═════ AVAILABLE DATA ═════
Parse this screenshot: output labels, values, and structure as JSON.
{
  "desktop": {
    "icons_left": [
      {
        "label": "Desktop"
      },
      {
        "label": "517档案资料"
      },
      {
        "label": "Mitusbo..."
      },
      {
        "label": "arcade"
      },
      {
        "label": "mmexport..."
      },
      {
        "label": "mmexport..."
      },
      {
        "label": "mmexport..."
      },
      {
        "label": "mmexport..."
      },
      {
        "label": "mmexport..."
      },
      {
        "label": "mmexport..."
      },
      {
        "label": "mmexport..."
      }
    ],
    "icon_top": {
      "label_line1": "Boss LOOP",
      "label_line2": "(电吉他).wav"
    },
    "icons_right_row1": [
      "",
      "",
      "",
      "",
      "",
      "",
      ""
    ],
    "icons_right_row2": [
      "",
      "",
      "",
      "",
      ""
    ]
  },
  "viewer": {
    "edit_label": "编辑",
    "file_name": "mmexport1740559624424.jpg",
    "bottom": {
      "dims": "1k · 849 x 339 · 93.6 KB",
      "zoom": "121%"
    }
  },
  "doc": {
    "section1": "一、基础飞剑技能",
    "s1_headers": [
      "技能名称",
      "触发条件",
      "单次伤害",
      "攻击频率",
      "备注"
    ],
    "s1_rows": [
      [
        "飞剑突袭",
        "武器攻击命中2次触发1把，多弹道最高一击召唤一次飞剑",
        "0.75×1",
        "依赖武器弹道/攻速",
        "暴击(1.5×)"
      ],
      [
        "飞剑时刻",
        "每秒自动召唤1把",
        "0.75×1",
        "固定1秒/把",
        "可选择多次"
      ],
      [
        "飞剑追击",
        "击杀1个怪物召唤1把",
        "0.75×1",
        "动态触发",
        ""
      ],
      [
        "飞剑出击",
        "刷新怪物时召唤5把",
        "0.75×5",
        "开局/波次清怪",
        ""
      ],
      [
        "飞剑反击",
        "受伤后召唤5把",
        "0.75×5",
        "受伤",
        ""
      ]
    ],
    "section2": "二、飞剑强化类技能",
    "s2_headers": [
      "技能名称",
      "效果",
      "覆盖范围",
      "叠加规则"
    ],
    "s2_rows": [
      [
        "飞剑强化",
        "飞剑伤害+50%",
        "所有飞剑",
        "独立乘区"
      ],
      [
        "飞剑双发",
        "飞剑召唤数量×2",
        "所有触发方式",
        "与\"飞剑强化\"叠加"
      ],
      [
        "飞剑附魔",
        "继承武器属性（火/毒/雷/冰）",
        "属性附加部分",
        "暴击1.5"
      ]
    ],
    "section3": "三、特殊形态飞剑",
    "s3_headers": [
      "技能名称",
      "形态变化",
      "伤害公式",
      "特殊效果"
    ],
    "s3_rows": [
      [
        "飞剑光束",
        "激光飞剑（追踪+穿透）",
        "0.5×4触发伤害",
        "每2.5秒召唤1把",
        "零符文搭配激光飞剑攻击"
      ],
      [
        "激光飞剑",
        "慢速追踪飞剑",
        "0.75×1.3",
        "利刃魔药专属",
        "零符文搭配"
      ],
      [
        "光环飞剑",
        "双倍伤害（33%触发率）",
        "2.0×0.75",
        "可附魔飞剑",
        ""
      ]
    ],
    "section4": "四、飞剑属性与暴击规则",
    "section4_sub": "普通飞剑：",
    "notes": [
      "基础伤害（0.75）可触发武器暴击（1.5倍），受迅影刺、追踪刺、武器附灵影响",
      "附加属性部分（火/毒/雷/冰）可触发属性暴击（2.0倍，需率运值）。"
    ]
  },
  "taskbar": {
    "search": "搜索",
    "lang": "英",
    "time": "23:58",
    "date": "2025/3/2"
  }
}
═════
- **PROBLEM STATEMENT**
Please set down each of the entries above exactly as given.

- **WRITTEN REPLY**
Parse this screenshot: output labels, values, and structure as JSON.
{
  "desktop": {
    "icons_left": [
      {
        "label": "Desktop"
      },
      {
        "label": "517档案资料"
      },
      {
        "label": "Mitusbo..."
      },
      {
        "label": "arcade"
      },
      {
        "label": "mmexport..."
      },
      {
        "label": "mmexport..."
      },
      {
        "label": "mmexport..."
      },
      {
        "label": "mmexport..."
      },
      {
        "label": "mmexport..."
      },
      {
        "label": "mmexport..."
      },
      {
        "label": "mmexport..."
      }
    ],
    "icon_top": {
      "label_line1": "Boss LOOP",
      "label_line2": "(电吉他).wav"
    },
    "icons_right_row1": [
      "",
      "",
      "",
      "",
      "",
      "",
      ""
    ],
    "icons_right_row2": [
      "",
      "",
      "",
      "",
      ""
    ]
  },
  "viewer": {
    "edit_label": "编辑",
    "file_name": "mmexport1740559624424.jpg",
    "bottom": {
      "dims": "1k · 849 x 339 · 93.6 KB",
      "zoom": "121%"
    }
  },
  "doc": {
    "section1": "一、基础飞剑技能",
    "s1_headers": [
      "技能名称",
      "触发条件",
      "单次伤害",
      "攻击频率",
      "备注"
    ],
    "s1_rows": [
      [
        "飞剑突袭",
        "武器攻击命中2次触发1把，多弹道最高一击召唤一次飞剑",
        "0.75×1",
        "依赖武器弹道/攻速",
        "暴击(1.5×)"
      ],
      [
        "飞剑时刻",
        "每秒自动召唤1把",
        "0.75×1",
        "固定1秒/把",
        "可选择多次"
      ],
      [
        "飞剑追击",
        "击杀1个怪物召唤1把",
        "0.75×1",
        "动态触发",
        ""
      ],
      [
        "飞剑出击",
        "刷新怪物时召唤5把",
        "0.75×5",
        "开局/波次清怪",
        ""
      ],
      [
        "飞剑反击",
        "受伤后召唤5把",
        "0.75×5",
        "受伤",
        ""
      ]
    ],
    "section2": "二、飞剑强化类技能",
    "s2_headers": [
      "技能名称",
      "效果",
      "覆盖范围",
      "叠加规则"
    ],
    "s2_rows": [
      [
        "飞剑强化",
        "飞剑伤害+50%",
        "所有飞剑",
        "独立乘区"
      ],
      [
        "飞剑双发",
        "飞剑召唤数量×2",
        "所有触发方式",
        "与\"飞剑强化\"叠加"
      ],
      [
        "飞剑附魔",
        "继承武器属性（火/毒/雷/冰）",
        "属性附加部分",
        "暴击1.5"
      ]
    ],
    "section3": "三、特殊形态飞剑",
    "s3_headers": [
      "技能名称",
      "形态变化",
      "伤害公式",
      "特殊效果"
    ],
    "s3_rows": [
      [
        "飞剑光束",
        "激光飞剑（追踪+穿透）",
        "0.5×4触发伤害",
        "每2.5秒召唤1把",
        "零符文搭配激光飞剑攻击"
      ],
      [
        "激光飞剑",
        "慢速追踪飞剑",
        "0.75×1.3",
        "利刃魔药专属",
        "零符文搭配"
      ],
      [
        "光环飞剑",
        "双倍伤害（33%触发率）",
        "2.0×0.75",
        "可附魔飞剑",
        ""
      ]
    ],
    "section4": "四、飞剑属性与暴击规则",
    "section4_sub": "普通飞剑：",
    "notes": [
      "基础伤害（0.75）可触发武器暴击（1.5倍），受迅影刺、追踪刺、武器附灵影响",
      "附加属性部分（火/毒/雷/冰）可触发属性暴击（2.0倍，需率运值）。"
    ]
  },
  "taskbar": {
    "search": "搜索",
    "lang": "英",
    "time": "23:58",
    "date": "2025/3/2"
  }
}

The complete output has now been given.